# Strange "at sign" symbol

The @ symbol is not coming as I wish. I want to have the classical symbol, like the one visualized here. I tried in normal text and math mode but it is the same.

With the code below, I am not getting the symbol I want. I post images of both symbols.

\documentclass{article}
\usepackage[utf8]{inputenc}
\usepackage[T1]{fontenc}
\usepackage[italian]{babel}

\begin{document}
@
$@$

\end{document}



What I get:

What I want:

• Maybe \emph{@} would do the trick? Jan 18 at 11:04
• That's simply a different font. With \usepackage{newtxtext} you'll get the desired output but all fonts will become Times-like. Jan 18 at 11:08
• I think it's worth someone saying this: fonts are carefully designed to form a cohesive whole, and if you're going to switch fonts for a single character you should have a good reason (beyond merely not being used to the symbol in the font you are using). I too found the Computer Modern @ sign unusual when I first saw it but I got used to it, and I would find it jarring and strange if I noticed you used (say) a Times @, or a bold @, in a Computer Modern text at regular weight. Jan 19 at 10:54

It's up to the font designer to decide how a particular glyph should be rendered in their font.

You can decide to borrow a particular symbol from another font, though. It seems that your preference goes for the symbol in Times, so the simplest strategy is to do

\newcommand{\myfavoriteat}{{\fontfamily{ptm}\selectfont @}}


and to use \myfavoriteat (or whatever name you prefer).

You might also decide to make @ active so to be able to simply type @.

\documentclass{article}

\protected\def\myfavoriteat{%
{\fontfamily{ptm}\selectfont @}%
}
\begingroup\lccode~=@ \lowercase{\endgroup\let~}\myfavoriteat
\catcode@=\active

\begin{document}

This is @.

This is \symbol{@} (original in the font)

\end{document}


If you go with the active character approach, don't blame me if something goes wrong. I did warn you.

• +1 for the warning Jan 19 at 12:57

\textit{@} and/or \textsl{@}, along with their bold variants, may provide what you're looking for.

\documentclass{article}
\usepackage[T1]{fontenc}
\usepackage{lmodern} % 'Latin Modern' is a clone of 'Computer Modern'

\begin{document}
@ \textit{@} \textsl{@} \textit{\textbf{@}} \textsl{\textbf{@}}
\end{document}

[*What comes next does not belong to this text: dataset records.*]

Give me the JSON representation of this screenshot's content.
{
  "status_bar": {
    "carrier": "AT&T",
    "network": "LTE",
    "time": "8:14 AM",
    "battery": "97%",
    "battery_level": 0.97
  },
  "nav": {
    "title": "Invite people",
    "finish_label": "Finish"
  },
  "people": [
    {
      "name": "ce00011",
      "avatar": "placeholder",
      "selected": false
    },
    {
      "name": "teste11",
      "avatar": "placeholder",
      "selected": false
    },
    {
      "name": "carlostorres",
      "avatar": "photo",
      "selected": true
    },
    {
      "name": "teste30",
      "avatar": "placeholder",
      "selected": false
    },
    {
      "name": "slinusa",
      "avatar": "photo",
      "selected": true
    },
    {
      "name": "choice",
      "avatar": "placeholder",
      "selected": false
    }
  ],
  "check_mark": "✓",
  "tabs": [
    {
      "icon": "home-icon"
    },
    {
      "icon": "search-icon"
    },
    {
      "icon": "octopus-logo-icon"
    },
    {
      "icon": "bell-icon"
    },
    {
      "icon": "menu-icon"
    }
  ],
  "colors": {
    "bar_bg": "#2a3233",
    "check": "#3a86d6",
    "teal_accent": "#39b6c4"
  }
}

If you don't want to change the font but just want the symbol, you can add \usepackage{marvosym} to your preamble, and then use the command \MVAt to make the @ symbol.